• **WORK ITEM**:
Copy each line of the entries that includes the word "title".

• **DATASET EXTRACT**:
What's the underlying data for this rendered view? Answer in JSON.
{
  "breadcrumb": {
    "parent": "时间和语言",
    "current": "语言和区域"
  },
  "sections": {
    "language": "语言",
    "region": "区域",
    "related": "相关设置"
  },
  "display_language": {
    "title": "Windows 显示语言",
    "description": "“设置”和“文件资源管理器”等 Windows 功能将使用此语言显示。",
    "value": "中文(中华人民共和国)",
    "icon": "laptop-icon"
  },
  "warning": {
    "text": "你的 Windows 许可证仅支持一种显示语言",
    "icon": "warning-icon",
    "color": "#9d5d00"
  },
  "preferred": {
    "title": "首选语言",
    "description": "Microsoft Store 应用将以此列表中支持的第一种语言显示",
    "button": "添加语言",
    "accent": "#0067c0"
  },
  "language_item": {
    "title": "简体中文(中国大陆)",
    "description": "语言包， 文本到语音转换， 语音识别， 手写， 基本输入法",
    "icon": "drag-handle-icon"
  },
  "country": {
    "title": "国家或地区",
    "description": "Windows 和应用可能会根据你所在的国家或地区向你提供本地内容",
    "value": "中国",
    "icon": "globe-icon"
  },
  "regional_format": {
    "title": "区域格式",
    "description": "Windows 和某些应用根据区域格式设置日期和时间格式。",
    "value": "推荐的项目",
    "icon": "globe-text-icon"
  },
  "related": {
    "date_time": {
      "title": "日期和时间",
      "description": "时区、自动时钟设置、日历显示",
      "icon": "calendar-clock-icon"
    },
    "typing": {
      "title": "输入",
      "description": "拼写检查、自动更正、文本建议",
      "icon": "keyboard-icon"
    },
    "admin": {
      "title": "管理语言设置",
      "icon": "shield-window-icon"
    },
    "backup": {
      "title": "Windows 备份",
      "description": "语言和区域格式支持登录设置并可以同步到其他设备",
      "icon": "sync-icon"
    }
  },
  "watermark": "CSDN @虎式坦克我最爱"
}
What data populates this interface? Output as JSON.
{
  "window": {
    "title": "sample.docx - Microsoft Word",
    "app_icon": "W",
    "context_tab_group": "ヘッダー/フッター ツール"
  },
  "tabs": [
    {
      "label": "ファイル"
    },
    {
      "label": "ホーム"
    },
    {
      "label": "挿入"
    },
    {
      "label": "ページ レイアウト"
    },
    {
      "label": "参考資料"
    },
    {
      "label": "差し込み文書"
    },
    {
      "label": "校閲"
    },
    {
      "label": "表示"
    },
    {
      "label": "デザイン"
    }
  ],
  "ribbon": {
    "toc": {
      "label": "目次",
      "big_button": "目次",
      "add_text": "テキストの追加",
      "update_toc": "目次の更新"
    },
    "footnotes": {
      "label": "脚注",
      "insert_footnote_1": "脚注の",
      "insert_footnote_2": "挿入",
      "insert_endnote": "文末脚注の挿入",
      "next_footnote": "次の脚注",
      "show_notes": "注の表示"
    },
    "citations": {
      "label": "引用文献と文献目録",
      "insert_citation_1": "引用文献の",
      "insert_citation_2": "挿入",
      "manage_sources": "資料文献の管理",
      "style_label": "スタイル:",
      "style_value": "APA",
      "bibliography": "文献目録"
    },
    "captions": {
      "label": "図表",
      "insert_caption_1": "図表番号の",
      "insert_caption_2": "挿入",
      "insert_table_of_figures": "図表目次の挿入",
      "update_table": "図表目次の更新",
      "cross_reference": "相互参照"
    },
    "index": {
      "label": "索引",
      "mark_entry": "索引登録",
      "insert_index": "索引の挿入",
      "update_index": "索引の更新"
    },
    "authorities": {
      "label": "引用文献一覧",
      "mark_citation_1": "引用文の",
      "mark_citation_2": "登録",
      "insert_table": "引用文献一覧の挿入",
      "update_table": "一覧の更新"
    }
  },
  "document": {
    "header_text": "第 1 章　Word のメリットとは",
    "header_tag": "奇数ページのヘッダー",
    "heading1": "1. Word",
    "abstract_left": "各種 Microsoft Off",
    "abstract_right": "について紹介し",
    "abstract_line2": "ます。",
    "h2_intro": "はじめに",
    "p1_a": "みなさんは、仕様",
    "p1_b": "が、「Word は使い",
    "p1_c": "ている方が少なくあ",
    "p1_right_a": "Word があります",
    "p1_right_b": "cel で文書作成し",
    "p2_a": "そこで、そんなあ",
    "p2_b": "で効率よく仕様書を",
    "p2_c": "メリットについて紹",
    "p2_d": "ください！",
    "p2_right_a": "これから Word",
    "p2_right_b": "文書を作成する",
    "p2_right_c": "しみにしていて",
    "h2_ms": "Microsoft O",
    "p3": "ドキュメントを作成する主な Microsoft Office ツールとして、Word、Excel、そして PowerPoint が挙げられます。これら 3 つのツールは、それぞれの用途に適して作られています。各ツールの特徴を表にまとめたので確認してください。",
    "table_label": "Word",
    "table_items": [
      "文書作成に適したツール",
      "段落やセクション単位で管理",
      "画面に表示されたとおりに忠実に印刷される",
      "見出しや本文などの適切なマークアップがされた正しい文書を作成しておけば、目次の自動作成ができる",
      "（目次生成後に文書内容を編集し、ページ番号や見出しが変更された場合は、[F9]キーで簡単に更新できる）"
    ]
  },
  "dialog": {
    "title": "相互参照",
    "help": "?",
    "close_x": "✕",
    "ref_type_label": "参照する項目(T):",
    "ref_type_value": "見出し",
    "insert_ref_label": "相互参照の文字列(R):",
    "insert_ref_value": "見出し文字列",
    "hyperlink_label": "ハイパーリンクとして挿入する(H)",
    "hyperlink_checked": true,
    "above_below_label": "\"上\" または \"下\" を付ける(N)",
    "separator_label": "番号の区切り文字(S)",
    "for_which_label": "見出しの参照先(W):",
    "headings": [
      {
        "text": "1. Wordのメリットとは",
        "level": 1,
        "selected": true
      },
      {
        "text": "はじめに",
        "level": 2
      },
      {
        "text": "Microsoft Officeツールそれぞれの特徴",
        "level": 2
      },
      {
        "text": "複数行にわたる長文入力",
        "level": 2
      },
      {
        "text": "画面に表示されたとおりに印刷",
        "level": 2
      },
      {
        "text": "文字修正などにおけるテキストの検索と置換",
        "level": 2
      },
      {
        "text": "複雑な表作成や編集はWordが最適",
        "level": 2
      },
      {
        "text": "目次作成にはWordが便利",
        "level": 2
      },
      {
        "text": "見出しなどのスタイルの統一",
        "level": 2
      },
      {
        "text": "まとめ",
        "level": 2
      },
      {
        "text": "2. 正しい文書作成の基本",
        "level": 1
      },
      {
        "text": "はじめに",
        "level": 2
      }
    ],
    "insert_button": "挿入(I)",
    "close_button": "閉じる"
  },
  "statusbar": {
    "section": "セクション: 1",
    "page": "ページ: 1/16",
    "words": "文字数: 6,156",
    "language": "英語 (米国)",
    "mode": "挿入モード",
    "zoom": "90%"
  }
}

• **ANSWER FOR THE TASK**:
    "title": "Windows 显示语言",
    "title": "首选语言",
    "title": "简体中文(中国大陆)",
    "title": "国家或地区",
    "title": "区域格式",
      "title": "日期和时间",
      "title": "输入",
      "title": "管理语言设置",
      "title": "Windows 备份",
    "title": "sample.docx - Microsoft Word",
    "title": "相互参照",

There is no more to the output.